■ Provided records ■
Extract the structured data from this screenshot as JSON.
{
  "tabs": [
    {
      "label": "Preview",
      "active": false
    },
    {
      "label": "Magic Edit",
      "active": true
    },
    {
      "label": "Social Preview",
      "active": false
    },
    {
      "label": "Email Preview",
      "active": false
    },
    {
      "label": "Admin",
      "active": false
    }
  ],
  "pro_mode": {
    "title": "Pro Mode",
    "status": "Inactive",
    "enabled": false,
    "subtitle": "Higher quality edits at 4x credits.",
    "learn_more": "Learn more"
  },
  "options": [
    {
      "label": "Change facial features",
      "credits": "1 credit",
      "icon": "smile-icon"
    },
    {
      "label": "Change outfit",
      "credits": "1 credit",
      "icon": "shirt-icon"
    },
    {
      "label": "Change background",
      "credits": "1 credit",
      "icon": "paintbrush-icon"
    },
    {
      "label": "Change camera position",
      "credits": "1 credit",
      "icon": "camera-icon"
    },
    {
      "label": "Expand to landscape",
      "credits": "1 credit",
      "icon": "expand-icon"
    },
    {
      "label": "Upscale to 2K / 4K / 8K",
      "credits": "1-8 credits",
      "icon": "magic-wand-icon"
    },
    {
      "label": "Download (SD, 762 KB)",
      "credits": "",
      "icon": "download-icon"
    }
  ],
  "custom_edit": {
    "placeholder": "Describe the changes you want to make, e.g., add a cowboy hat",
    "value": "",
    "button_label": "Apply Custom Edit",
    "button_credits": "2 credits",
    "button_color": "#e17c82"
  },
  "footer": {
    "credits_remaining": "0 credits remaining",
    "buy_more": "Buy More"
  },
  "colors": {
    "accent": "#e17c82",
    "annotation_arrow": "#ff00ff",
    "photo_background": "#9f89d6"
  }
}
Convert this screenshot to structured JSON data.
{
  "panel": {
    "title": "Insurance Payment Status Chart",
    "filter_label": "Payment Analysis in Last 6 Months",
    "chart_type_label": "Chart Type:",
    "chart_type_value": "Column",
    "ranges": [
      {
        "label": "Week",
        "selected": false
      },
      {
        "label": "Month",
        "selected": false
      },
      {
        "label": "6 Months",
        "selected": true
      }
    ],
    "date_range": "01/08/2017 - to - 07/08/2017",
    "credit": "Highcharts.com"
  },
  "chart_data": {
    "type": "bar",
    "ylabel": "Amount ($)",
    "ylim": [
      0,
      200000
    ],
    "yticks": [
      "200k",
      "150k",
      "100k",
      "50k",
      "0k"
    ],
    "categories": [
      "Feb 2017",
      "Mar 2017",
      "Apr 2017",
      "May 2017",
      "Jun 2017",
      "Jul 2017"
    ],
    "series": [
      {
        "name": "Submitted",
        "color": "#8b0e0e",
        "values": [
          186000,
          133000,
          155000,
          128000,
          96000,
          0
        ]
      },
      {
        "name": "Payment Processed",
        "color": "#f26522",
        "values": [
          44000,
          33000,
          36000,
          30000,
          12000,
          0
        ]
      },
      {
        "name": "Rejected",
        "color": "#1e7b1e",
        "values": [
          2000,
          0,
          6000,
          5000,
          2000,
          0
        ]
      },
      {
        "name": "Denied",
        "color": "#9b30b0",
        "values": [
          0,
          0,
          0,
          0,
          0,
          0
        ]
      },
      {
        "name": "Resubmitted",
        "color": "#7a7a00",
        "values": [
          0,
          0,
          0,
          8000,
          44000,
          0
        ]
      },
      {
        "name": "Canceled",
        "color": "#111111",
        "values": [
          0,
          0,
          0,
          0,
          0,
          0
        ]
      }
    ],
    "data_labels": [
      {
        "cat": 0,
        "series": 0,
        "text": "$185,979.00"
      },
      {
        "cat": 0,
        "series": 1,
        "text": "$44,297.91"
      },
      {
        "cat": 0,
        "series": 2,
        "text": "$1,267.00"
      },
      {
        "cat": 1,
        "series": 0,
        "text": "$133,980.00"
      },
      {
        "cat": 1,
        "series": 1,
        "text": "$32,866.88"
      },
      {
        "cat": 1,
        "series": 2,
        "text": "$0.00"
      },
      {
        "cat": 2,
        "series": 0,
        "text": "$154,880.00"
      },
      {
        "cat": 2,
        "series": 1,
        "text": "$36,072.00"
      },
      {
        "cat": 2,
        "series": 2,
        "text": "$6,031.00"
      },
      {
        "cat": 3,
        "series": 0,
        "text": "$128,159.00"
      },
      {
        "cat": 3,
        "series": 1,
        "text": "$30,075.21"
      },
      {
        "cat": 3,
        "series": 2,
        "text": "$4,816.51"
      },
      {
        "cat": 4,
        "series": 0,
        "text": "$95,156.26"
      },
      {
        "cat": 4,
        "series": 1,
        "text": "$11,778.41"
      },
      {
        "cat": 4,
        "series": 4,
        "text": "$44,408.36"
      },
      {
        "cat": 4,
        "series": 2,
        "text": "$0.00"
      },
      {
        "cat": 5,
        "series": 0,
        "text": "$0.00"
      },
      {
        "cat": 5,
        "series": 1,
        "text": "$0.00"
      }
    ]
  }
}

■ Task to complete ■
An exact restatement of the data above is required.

■ Reply ■
Extract the structured data from this screenshot as JSON.
{
  "tabs": [
    {
      "label": "Preview",
      "active": false
    },
    {
      "label": "Magic Edit",
      "active": true
    },
    {
      "label": "Social Preview",
      "active": false
    },
    {
      "label": "Email Preview",
      "active": false
    },
    {
      "label": "Admin",
      "active": false
    }
  ],
  "pro_mode": {
    "title": "Pro Mode",
    "status": "Inactive",
    "enabled": false,
    "subtitle": "Higher quality edits at 4x credits.",
    "learn_more": "Learn more"
  },
  "options": [
    {
      "label": "Change facial features",
      "credits": "1 credit",
      "icon": "smile-icon"
    },
    {
      "label": "Change outfit",
      "credits": "1 credit",
      "icon": "shirt-icon"
    },
    {
      "label": "Change background",
      "credits": "1 credit",
      "icon": "paintbrush-icon"
    },
    {
      "label": "Change camera position",
      "credits": "1 credit",
      "icon": "camera-icon"
    },
    {
      "label": "Expand to landscape",
      "credits": "1 credit",
      "icon": "expand-icon"
    },
    {
      "label": "Upscale to 2K / 4K / 8K",
      "credits": "1-8 credits",
      "icon": "magic-wand-icon"
    },
    {
      "label": "Download (SD, 762 KB)",
      "credits": "",
      "icon": "download-icon"
    }
  ],
  "custom_edit": {
    "placeholder": "Describe the changes you want to make, e.g., add a cowboy hat",
    "value": "",
    "button_label": "Apply Custom Edit",
    "button_credits": "2 credits",
    "button_color": "#e17c82"
  },
  "footer": {
    "credits_remaining": "0 credits remaining",
    "buy_more": "Buy More"
  },
  "colors": {
    "accent": "#e17c82",
    "annotation_arrow": "#ff00ff",
    "photo_background": "#9f89d6"
  }
}
Convert this screenshot to structured JSON data.
{
  "panel": {
    "title": "Insurance Payment Status Chart",
    "filter_label": "Payment Analysis in Last 6 Months",
    "chart_type_label": "Chart Type:",
    "chart_type_value": "Column",
    "ranges": [
      {
        "label": "Week",
        "selected": false
      },
      {
        "label": "Month",
        "selected": false
      },
      {
        "label": "6 Months",
        "selected": true
      }
    ],
    "date_range": "01/08/2017 - to - 07/08/2017",
    "credit": "Highcharts.com"
  },
  "chart_data": {
    "type": "bar",
    "ylabel": "Amount ($)",
    "ylim": [
      0,
      200000
    ],
    "yticks": [
      "200k",
      "150k",
      "100k",
      "50k",
      "0k"
    ],
    "categories": [
      "Feb 2017",
      "Mar 2017",
      "Apr 2017",
      "May 2017",
      "Jun 2017",
      "Jul 2017"
    ],
    "series": [
      {
        "name": "Submitted",
        "color": "#8b0e0e",
        "values": [
          186000,
          133000,
          155000,
          128000,
          96000,
          0
        ]
      },
      {
        "name": "Payment Processed",
        "color": "#f26522",
        "values": [
          44000,
          33000,
          36000,
          30000,
          12000,
          0
        ]
      },
      {
        "name": "Rejected",
        "color": "#1e7b1e",
        "values": [
          2000,
          0,
          6000,
          5000,
          2000,
          0
        ]
      },
      {
        "name": "Denied",
        "color": "#9b30b0",
        "values": [
          0,
          0,
          0,
          0,
          0,
          0
        ]
      },
      {
        "name": "Resubmitted",
        "color": "#7a7a00",
        "values": [
          0,
          0,
          0,
          8000,
          44000,
          0
        ]
      },
      {
        "name": "Canceled",
        "color": "#111111",
        "values": [
          0,
          0,
          0,
          0,
          0,
          0
        ]
      }
    ],
    "data_labels": [
      {
        "cat": 0,
        "series": 0,
        "text": "$185,979.00"
      },
      {
        "cat": 0,
        "series": 1,
        "text": "$44,297.91"
      },
      {
        "cat": 0,
        "series": 2,
        "text": "$1,267.00"
      },
      {
        "cat": 1,
        "series": 0,
        "text": "$133,980.00"
      },
      {
        "cat": 1,
        "series": 1,
        "text": "$32,866.88"
      },
      {
        "cat": 1,
        "series": 2,
        "text": "$0.00"
      },
      {
        "cat": 2,
        "series": 0,
        "text": "$154,880.00"
      },
      {
        "cat": 2,
        "series": 1,
        "text": "$36,072.00"
      },
      {
        "cat": 2,
        "series": 2,
        "text": "$6,031.00"
      },
      {
        "cat": 3,
        "series": 0,
        "text": "$128,159.00"
      },
      {
        "cat": 3,
        "series": 1,
        "text": "$30,075.21"
      },
      {
        "cat": 3,
        "series": 2,
        "text": "$4,816.51"
      },
      {
        "cat": 4,
        "series": 0,
        "text": "$95,156.26"
      },
      {
        "cat": 4,
        "series": 1,
        "text": "$11,778.41"
      },
      {
        "cat": 4,
        "series": 4,
        "text": "$44,408.36"
      },
      {
        "cat": 4,
        "series": 2,
        "text": "$0.00"
      },
      {
        "cat": 5,
        "series": 0,
        "text": "$0.00"
      },
      {
        "cat": 5,
        "series": 1,
        "text": "$0.00"
      }
    ]
  }
}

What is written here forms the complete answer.